The Postclassic period in Mesoamerica (after 900 CE) saw the emergence of new nations into recorded history. Two of the most famous groups are the Mixtecs and Aztecs, both of which left behind a considerable corpus of manuscripts and to some lesser extent inscribed monuments. The Mixtec and Aztec scripts are actually very similar. In fact, it is thought that the Mixtec script evolved from the more ancient Zapotec script, and in turn engendered the Mixtec-Puebla and Central Mexican scripts (including Aztec).
Unlike the Zapotec script, the Mixtec and Aztec scripts do not appear in long texts. In fact, glyphs almost always appear in short compounds that denote calendrical dates, personal names, and place names.
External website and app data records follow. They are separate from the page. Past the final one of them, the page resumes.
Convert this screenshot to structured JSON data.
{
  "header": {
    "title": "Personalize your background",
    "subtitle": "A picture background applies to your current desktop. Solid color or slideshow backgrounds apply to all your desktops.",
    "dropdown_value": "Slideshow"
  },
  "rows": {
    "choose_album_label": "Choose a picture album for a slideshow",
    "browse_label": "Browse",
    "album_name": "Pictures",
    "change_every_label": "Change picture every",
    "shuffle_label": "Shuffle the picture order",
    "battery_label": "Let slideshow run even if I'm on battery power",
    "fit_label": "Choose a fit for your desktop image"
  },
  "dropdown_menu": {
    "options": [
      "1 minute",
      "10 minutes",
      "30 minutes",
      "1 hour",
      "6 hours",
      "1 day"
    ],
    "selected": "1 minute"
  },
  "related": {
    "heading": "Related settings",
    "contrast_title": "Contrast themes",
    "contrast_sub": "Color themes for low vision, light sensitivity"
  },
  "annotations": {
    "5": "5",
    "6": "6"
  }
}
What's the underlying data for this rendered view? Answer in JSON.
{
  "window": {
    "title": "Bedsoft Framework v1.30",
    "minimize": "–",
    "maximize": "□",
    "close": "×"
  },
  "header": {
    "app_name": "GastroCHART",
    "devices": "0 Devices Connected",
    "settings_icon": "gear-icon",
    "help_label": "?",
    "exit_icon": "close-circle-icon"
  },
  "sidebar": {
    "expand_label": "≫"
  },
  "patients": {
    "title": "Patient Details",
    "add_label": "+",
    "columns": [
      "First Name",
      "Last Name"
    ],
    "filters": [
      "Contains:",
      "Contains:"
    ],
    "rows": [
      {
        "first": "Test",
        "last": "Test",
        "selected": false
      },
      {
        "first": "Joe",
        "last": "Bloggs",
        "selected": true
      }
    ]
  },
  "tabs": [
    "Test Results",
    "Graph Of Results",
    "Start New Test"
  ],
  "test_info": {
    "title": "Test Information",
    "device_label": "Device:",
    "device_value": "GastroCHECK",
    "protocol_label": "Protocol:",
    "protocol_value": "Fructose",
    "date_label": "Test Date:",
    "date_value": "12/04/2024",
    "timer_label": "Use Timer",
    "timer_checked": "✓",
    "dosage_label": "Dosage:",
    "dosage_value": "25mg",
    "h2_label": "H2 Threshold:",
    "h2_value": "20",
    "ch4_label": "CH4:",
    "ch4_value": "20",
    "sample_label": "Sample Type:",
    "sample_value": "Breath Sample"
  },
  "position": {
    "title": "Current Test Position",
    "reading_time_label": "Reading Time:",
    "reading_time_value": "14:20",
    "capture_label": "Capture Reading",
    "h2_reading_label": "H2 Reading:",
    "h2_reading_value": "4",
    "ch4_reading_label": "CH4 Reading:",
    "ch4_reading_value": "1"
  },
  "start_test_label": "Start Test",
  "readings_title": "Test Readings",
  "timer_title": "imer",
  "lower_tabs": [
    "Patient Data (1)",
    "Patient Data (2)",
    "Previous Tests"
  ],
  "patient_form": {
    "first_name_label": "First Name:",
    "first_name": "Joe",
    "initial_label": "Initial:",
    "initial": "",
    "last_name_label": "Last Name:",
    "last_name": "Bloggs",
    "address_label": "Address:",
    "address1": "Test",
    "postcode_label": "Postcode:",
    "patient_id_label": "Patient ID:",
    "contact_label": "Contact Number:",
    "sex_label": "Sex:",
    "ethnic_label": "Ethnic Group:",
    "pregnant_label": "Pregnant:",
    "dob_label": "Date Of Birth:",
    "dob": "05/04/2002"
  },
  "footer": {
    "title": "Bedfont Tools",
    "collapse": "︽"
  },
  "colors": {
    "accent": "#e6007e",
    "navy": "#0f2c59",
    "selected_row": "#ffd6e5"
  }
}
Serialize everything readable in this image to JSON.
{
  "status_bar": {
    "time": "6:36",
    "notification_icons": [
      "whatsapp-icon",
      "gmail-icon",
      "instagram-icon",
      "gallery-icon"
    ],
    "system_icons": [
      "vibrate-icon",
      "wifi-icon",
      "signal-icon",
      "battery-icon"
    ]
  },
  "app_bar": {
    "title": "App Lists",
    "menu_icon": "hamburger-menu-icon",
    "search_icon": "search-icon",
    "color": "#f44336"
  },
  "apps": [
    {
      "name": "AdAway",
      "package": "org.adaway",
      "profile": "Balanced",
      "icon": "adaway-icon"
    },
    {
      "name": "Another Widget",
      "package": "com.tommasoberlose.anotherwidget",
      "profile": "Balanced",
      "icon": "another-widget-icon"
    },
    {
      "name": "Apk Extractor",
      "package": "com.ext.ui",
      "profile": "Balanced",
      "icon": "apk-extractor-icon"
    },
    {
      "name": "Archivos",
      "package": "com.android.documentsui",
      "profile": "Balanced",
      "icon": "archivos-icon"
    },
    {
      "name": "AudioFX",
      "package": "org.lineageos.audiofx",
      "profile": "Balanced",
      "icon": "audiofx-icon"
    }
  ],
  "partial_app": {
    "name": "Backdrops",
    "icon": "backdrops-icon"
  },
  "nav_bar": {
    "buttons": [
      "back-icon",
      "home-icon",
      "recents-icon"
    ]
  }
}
These short compounds are placed in context to conventionalized drawings, and together texts and images communicate one or more messages to the reader.
The native writing systems of Mesoamerica came to an end at the hand of the Spanish conquerors. Considered the "devil's work", the Spanish forbade the use of the indigenous writing systems and destroyed most books and manuscripts, except in sanctioned works that recorded the history and culture of the people they've conquered in order to better control them. In these "ethnographic" works, Spanish explanations accompany the native texts, and it was not long before the native scribes adopted the Latin alphabet to write their own languages. Many Precolumbian religious and literary works were preserved in this manner, like the Quiché creation myth "Popul Vuh", Nahuatl poems attributed to king Nezahualcoyotl of Texcoco, religious texts such as the "Chilam Balam" of the Yucatec Maya, and many others. Maps and genealogies were also drawn as hybrid native-Spanish documents to record boundaries of towns and possessions of families, and many were used in courts to settle legal disputes.
In other words, even though the native writing systems were no longer in use, the Mesoamericans continued their ancient tradition of writing, just in a different manner. And like in pre-Conquest times, the scribes usually were men of higher social status, and often employed by either the Colonial government or the Church. However, as the Colonial period came to an end, the infrastructure that employed these native scribes also felt apart. The newly independent nations emphasized the identity of being "creole", meaning descendent of Spanish in the New World. This left no room for indigenous culture, and thus no interest in indigenous literature. It was not until the 20th century CE that native literature, and native culture in general, came into significant revival. Together with cultural renaissance was also a sense of political empowerment, the most visible of which was the award of the 1992 Nobel Prize to Rigoberta Menchú, a Quiché Maya woman activist.
The last note in native literary renaissance started in the mid 1990's when Maya intellectuals attended workshops set up by the late Mayanist Linda Schele to learn the ancient writing system of their ancestors. Even though still somewhat of an intellectual curiosity, the Mayas can again write in their own writing system, and are actively contributing to its continuing decipherment.
The story of Mesoamerican writing systems is complex and ever-evolving. Many mysteries are still yet to be solved. It is not only one of the most interesting fields of research but also can be an extremely absorbing hobby. I highly recommend dwelving deeper into it. Here are some links: